The English Defense League (EDL) is a far-right anti-immigration, anti-Muslim organization comprised overwhelmingly of young white men deeply pessimistic about the future.
Since its founding in 2009, the group has held a series of street demonstrations deliberately targeting neighborhoods with significant Muslim populations. The protests have often been marred by violence, racism, virulant Islamophobia, and frequest arrests.
Outreach is increasingly sophisticated, and their mission is global in scope. Next month’s meeting in Denmark may usher in a dangerous new phase in their quest for a fascist, worldwide “counter-jihad.”
by Kevin Rawlinson & Paul Cahalan, The Independent
They achieve notoriety through a mix of combustible characters and often ugly protests, yet are kept on the political margins due to infighting and ill thought-out policies. But, next month, at a meeting in Denmark, some of Europe’s most notorious right-wing groups will meet for the European Counter-Jihad Meeting.
Those attending could witness the birth of a right-wing movement, the European Defence League – and the beginning of a dangerous new phase in extremist politics.
Representatives from defence leagues in Denmark, Sweden, Norway, the USA, Italy, Poland and Finland are due to attend, along with the anti-Muslim groups Stop Islamisation of Europe, Stop Islamisation of the World and the far-right European Freedom Initiative. It is feared the new umbrella organisation could co-ordinate right-wing activities across Europe while politicising and unifying disparate groups. The idea, which is being championed by the English Defence League (EDL), could be modelled on the European Union – with delegates from participating countries meeting regularly.
Weyman Bennett, spokesman for pressure group Unite Against Fascism, said the meeting in Denmark’s second city, Aarhus, was the first meaningful meeting of such groups – which were looking at the EDL model and to mimic successful right-wing political parties in Eastern Europe, some of which have made it to government.
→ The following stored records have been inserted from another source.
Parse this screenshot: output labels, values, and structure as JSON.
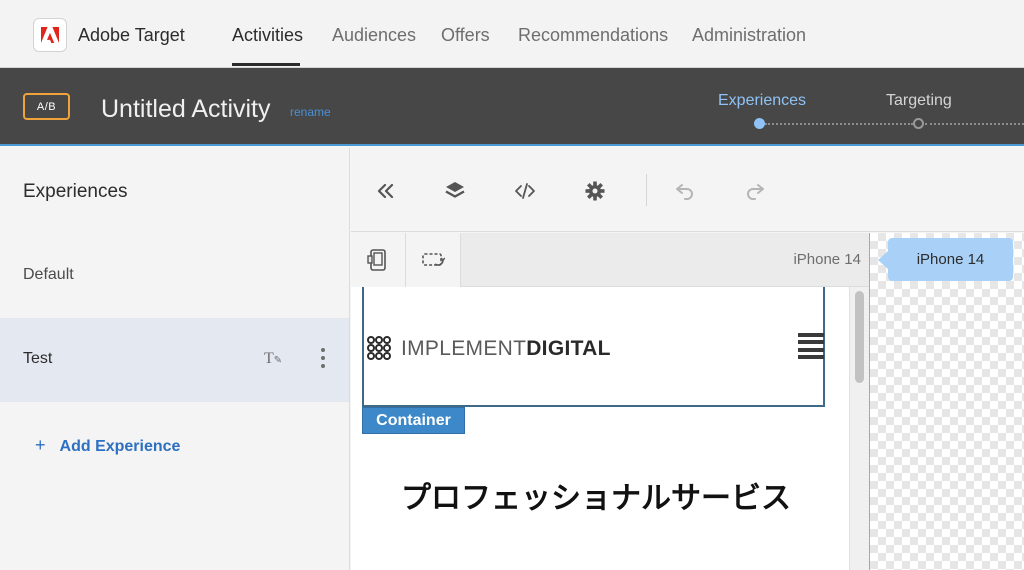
{
  "topnav": {
    "app_name": "Adobe Target",
    "tabs": [
      {
        "label": "Activities",
        "active": true
      },
      {
        "label": "Audiences",
        "active": false
      },
      {
        "label": "Offers",
        "active": false
      },
      {
        "label": "Recommendations",
        "active": false
      },
      {
        "label": "Administration",
        "active": false
      }
    ]
  },
  "activity": {
    "type_badge": "A/B",
    "title": "Untitled Activity",
    "rename_label": "rename",
    "steps": [
      {
        "label": "Experiences",
        "state": "active"
      },
      {
        "label": "Targeting",
        "state": "pending"
      }
    ]
  },
  "sidebar": {
    "title": "Experiences",
    "items": [
      {
        "label": "Default",
        "selected": false
      },
      {
        "label": "Test",
        "selected": true
      }
    ],
    "add_label": "Add Experience",
    "add_icon": "+"
  },
  "toolbar": {
    "icons": [
      "collapse-icon",
      "layers-icon",
      "code-icon",
      "settings-icon",
      "undo-icon",
      "redo-icon"
    ]
  },
  "device_bar": {
    "current_device": "iPhone 14"
  },
  "preview": {
    "logo_light": "IMPLEMENT",
    "logo_bold": "DIGITAL",
    "container_tag": "Container",
    "heading": "プロフェッショナルサービス"
  },
  "right_panel": {
    "device_pill": "iPhone 14"
  },
  "colors": {
    "accent_blue": "#4a9bd4",
    "badge_orange": "#f0a33a",
    "container_blue": "#3c88c8",
    "selected_row": "#e3e8f1",
    "header_dark": "#474747"
  }
}
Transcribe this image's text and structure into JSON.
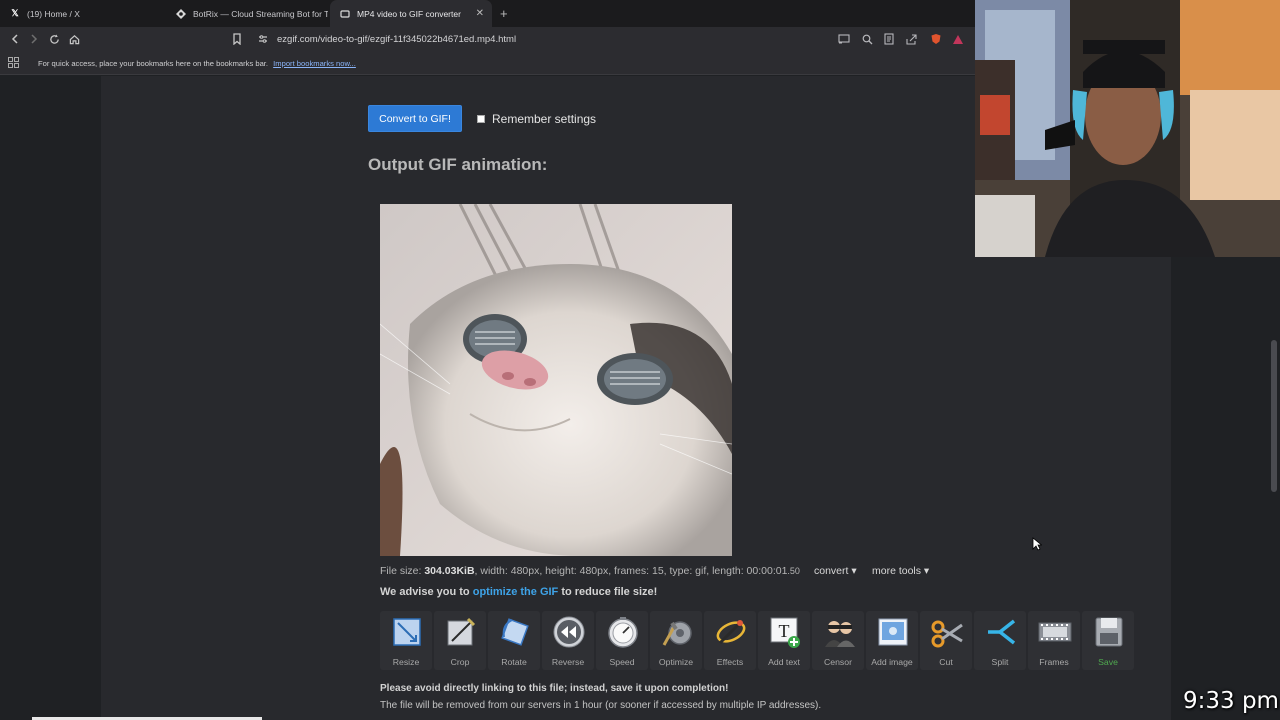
{
  "tabs": [
    {
      "title": "(19) Home / X",
      "icon": "x-logo-icon"
    },
    {
      "title": "BotRix — Cloud Streaming Bot for Tw",
      "icon": "botrix-icon"
    },
    {
      "title": "MP4 video to GIF converter",
      "icon": "ezgif-icon",
      "active": true
    }
  ],
  "address": {
    "url": "ezgif.com/video-to-gif/ezgif-11f345022b4671ed.mp4.html"
  },
  "bookmarks_bar": {
    "message": "For quick access, place your bookmarks here on the bookmarks bar.",
    "link": "Import bookmarks now..."
  },
  "form": {
    "convert_button": "Convert to GIF!",
    "remember_label": "Remember settings",
    "remember_checked": false
  },
  "output": {
    "title": "Output GIF animation:",
    "image_alt": "cat-gif-image"
  },
  "file_info": {
    "label": "File size: ",
    "size": "304.03KiB",
    "details": ", width: 480px, height: 480px, frames: 15, type: gif, length: 00:00:01",
    "decimals": ".50",
    "convert_menu": "convert ▾",
    "more_tools_menu": "more tools ▾"
  },
  "advice": {
    "prefix": "We advise you to ",
    "link": "optimize the GIF",
    "suffix": " to reduce file size!"
  },
  "tools": [
    {
      "label": "Resize",
      "icon": "resize-icon"
    },
    {
      "label": "Crop",
      "icon": "crop-icon"
    },
    {
      "label": "Rotate",
      "icon": "rotate-icon"
    },
    {
      "label": "Reverse",
      "icon": "reverse-icon"
    },
    {
      "label": "Speed",
      "icon": "speed-icon"
    },
    {
      "label": "Optimize",
      "icon": "optimize-icon"
    },
    {
      "label": "Effects",
      "icon": "effects-icon"
    },
    {
      "label": "Add text",
      "icon": "add-text-icon"
    },
    {
      "label": "Censor",
      "icon": "censor-icon"
    },
    {
      "label": "Add image",
      "icon": "add-image-icon"
    },
    {
      "label": "Cut",
      "icon": "cut-icon"
    },
    {
      "label": "Split",
      "icon": "split-icon"
    },
    {
      "label": "Frames",
      "icon": "frames-icon"
    },
    {
      "label": "Save",
      "icon": "save-icon"
    }
  ],
  "notices": {
    "line1": "Please avoid directly linking to this file; instead, save it upon completion!",
    "line2": "The file will be removed from our servers in 1 hour (or sooner if accessed by multiple IP addresses)."
  },
  "overlay": {
    "clock": "9:33 pm"
  },
  "colors": {
    "accent": "#2d7ad5",
    "link": "#3ea3e8",
    "save": "#4fa84f"
  }
}
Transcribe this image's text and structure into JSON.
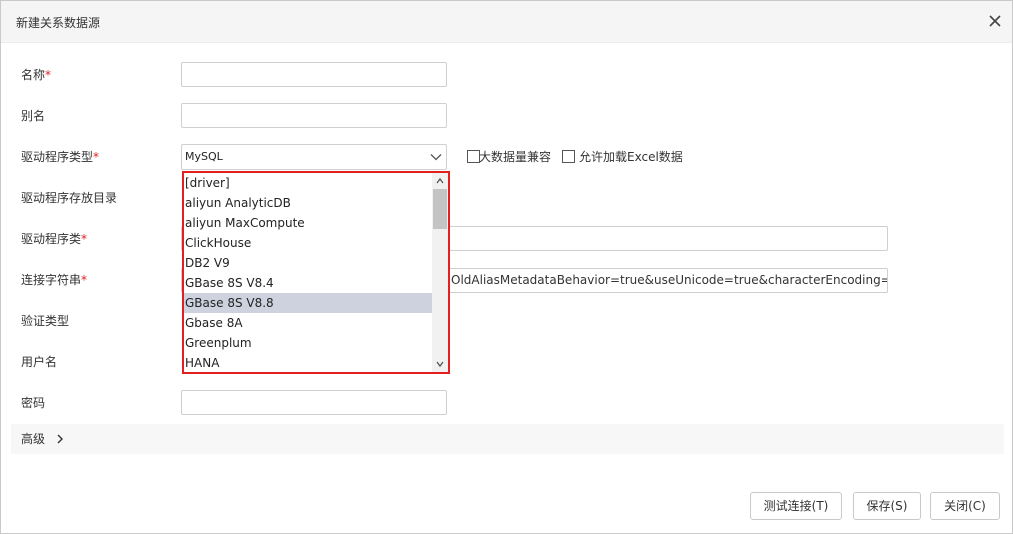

He said:
The Euro-leagues are a new danger. We should not forget that it was the Norwegian Defence League that gave us Anders Breivik. The growth of a Euro-league in a time of economic crisis threatens to resurrect fascist street armies such as those that destroyed European democracies in the 1930s. The development of this network allows fascists and right-wing populists to share ideas, finance and experience in a way that should worry us all.
Mr Bennett added the groups would be using the euro crisis as a way to pull in new members, particularly from the middle classes.
He added: “We used to have a number of disparate groups. Now we are moving to a stage where we have fewer groups but they are more organised and sophisticated.”
Some 50 EDL leaders – whose members have been involved in violent clashes with anti-fascist groups in the past – will travel to the meeting. “This is the first proper European Defence League meet. We have been building bridges for the last two years and this is going to be the launch pad,” said Stephen Yaxley-Lennon, the leader of the EDL, who is also known as Tommy Robinson.
He added the leader of each national defence league would sit on a panel and would meet “every three to four months”. He said: “We will discuss tactics. Each country’s delegates will get time to describe the problems they have. We will try to pool resources. For example, if another defence league wants to run a demonstration in their own country, they are unlikely to get as much media interest as if we were involved, so we would go over there and lend some support.”
Dr Matthew Goodwin, an expert on the far-right at Nottingham University, said a Continent-wide far-right alliance would help extremist groups organise demonstrations, which carry the possibility of violence and provide access to better-resourced and organised groups in eastern and central Europe.
The strategy is to organise large marches for the media attention and to provoke anti-fascist and Muslim groups, as well as the local population. Wherever these movements go, there is a possibility of violent clashes. With the EDL, there are question marks over where the movement is heading, if not towards elections. This would be an indication of where it sees itself going.
Dr Goodwin added that, historically, the far-right has often tried to build alliances on the Continent. “If there is anything the Breivik experience taught us, it is that the European-level movements, which share ideas and resources, are very dangerous.”
Farooq Murad, secretary general of the Muslim Council of Britain (MCB) said the move was “worrying”. He added the MCB was trying to bring together Muslim groups to counter an increase in Islamophobia.
Last year, Mr Yaxley-Lennon announced that negotiations to set up a political wing of the EDL were at an advanced stage. An alliance with the far-right British Freedom Party was discussed and Mr Yaxley-Lennon said he hoped to stand candidates in the next round of local elections. That deal has not yet been concluded and it is thought that it has met with some resistance among the EDL’s grassroots.
Yesterday, about 600 people travelled to Hyde, Greater Manchester, to take part in an EDL protest against an alleged attack by Asian youths on two white teenagers in the town. Eleven were arrested for minor public order offences.